▶ [REQUIREMENT]: Read the lines below, and copy any that contain the string "Enter".

◆ ◆ ◆

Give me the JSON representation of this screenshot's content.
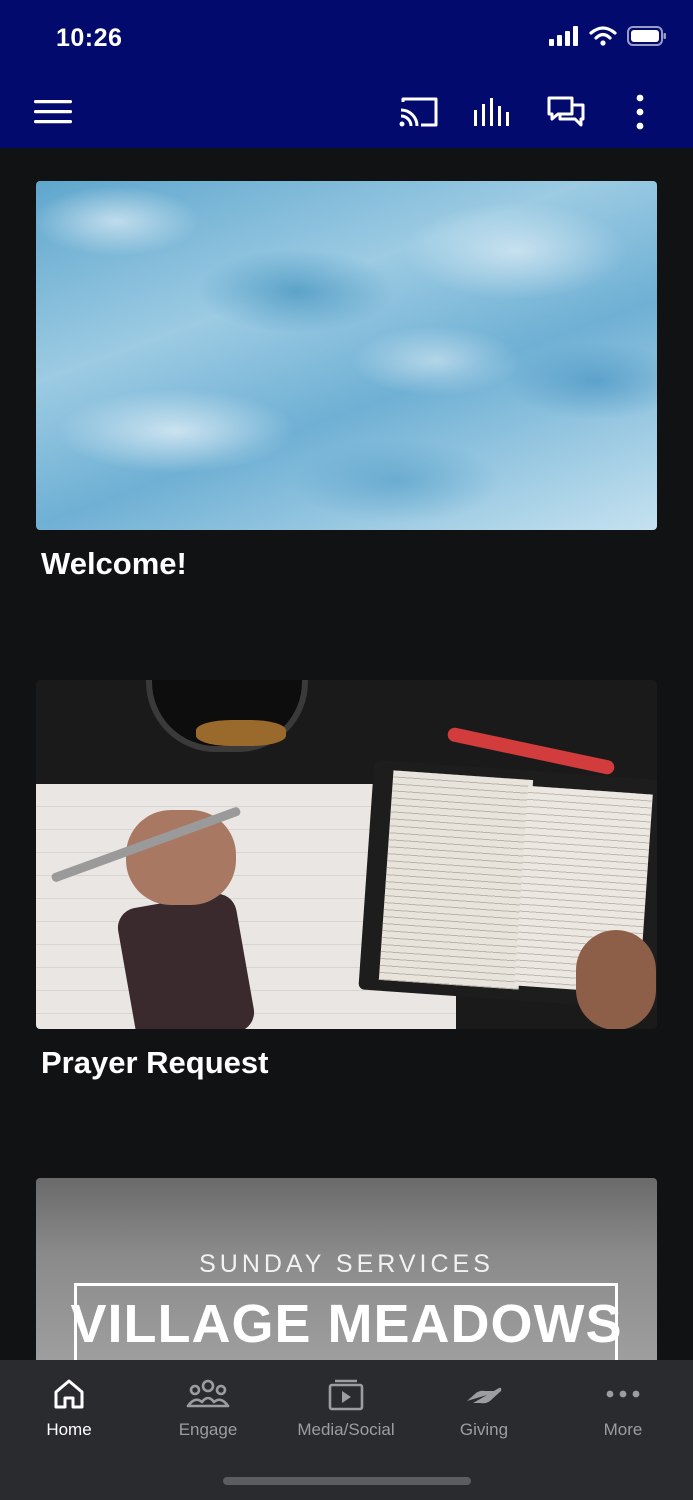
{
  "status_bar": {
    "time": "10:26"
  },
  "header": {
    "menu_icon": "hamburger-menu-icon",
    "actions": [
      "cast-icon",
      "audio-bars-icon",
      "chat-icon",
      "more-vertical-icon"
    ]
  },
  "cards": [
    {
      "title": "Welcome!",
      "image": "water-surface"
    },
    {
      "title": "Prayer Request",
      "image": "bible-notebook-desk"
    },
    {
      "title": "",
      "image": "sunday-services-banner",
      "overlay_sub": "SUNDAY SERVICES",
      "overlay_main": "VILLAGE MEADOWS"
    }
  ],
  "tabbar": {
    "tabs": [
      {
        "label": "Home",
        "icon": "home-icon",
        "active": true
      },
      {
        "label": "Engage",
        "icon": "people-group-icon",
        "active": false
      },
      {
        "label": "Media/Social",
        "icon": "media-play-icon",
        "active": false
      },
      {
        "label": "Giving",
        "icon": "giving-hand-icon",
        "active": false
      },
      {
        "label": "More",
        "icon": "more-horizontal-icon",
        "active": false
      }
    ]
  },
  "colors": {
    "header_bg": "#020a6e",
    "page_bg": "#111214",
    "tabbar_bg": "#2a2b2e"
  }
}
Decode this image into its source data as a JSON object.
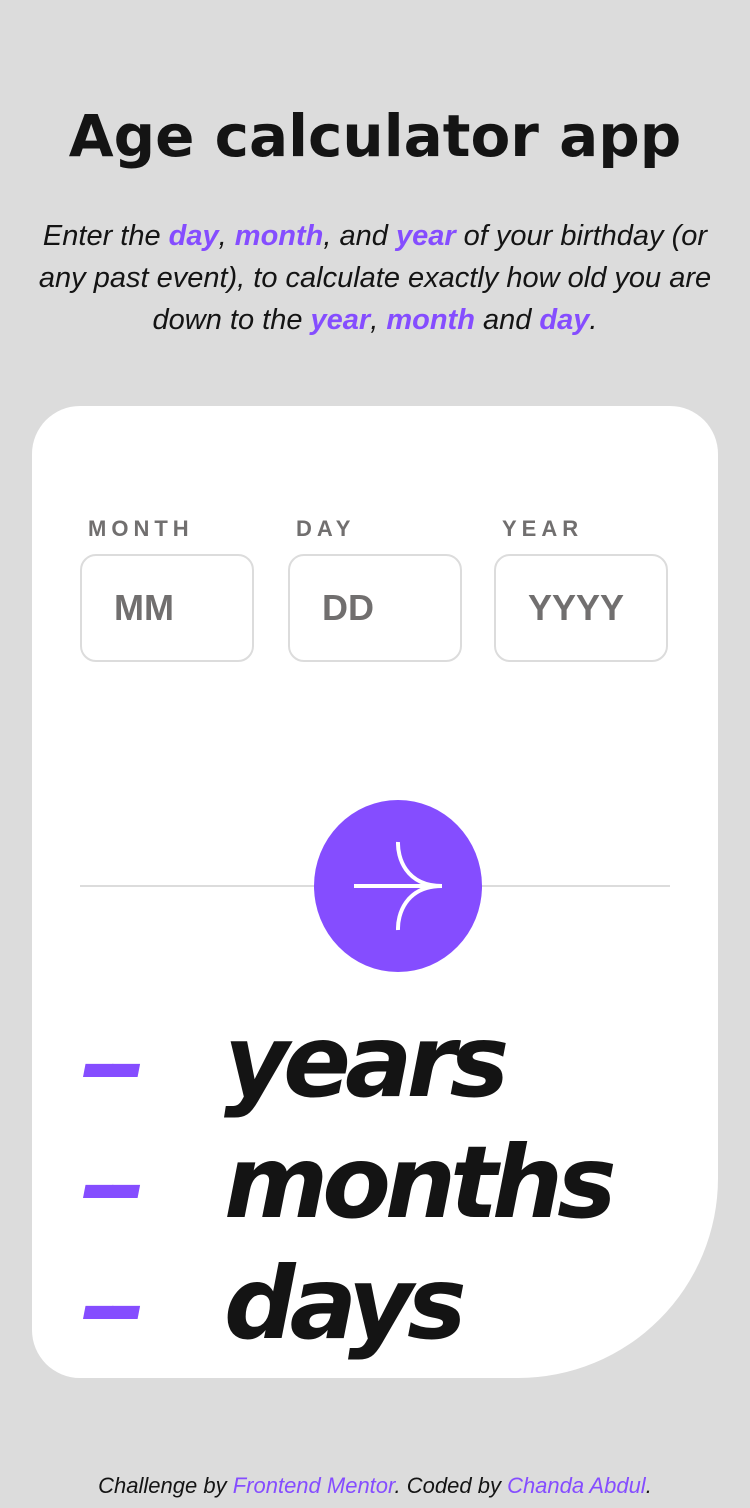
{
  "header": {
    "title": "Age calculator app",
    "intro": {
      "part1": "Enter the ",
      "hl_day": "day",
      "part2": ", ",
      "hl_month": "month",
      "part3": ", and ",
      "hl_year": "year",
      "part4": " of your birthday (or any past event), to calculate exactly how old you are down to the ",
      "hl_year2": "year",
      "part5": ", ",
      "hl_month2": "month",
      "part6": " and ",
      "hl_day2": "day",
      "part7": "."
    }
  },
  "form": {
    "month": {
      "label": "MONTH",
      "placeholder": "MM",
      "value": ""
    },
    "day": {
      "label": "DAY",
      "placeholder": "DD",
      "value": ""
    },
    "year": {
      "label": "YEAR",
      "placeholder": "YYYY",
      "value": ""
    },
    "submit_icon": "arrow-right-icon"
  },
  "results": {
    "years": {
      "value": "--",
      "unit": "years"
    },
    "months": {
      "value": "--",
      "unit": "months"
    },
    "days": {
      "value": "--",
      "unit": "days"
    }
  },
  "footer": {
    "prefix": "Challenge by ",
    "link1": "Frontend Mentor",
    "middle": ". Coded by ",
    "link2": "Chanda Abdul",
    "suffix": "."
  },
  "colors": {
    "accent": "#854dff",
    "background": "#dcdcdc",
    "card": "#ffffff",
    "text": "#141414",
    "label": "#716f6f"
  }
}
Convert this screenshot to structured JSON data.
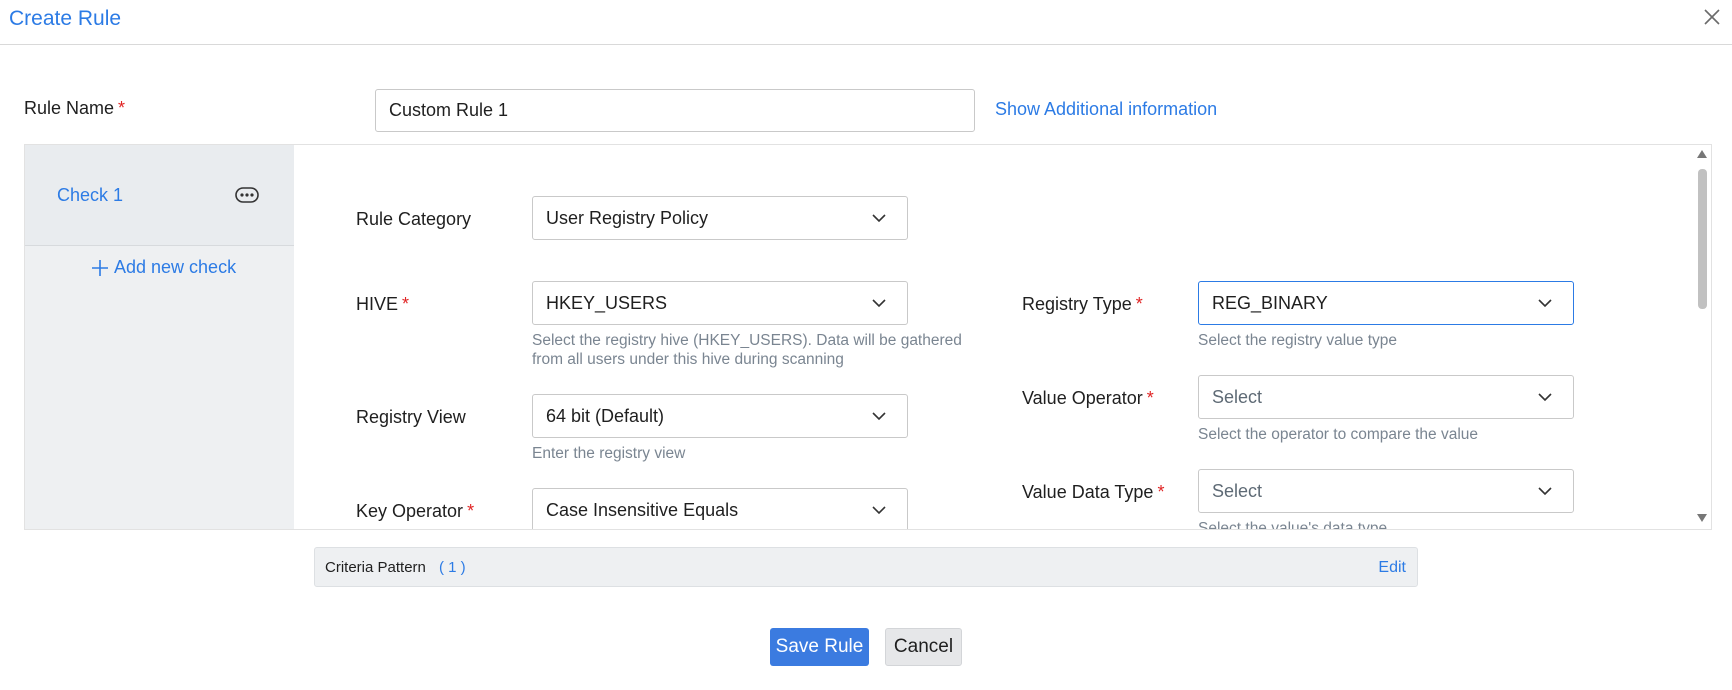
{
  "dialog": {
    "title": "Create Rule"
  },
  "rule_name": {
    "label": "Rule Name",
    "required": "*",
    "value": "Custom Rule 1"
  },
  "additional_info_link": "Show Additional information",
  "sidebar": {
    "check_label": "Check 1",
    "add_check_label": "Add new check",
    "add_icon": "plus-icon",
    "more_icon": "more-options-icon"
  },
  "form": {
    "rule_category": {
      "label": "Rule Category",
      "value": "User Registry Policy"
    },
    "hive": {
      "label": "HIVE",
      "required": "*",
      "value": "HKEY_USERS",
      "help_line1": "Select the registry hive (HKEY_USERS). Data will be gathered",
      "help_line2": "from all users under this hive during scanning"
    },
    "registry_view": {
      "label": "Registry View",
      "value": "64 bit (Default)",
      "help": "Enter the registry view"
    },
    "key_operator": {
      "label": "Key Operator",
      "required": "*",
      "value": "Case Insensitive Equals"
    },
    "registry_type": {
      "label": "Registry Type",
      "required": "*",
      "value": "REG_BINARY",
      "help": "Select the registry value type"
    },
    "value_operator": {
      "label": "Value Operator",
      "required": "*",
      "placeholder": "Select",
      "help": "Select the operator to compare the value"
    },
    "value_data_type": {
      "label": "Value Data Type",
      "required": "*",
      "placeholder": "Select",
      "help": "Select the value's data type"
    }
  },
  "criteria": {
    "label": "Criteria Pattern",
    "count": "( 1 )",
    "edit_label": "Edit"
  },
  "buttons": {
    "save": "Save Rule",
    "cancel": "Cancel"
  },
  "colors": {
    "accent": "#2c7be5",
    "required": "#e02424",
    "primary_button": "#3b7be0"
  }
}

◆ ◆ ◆

▶ [FINISHED TASK]:
      "part1": "Enter the ",
      "help": "Enter the registry view"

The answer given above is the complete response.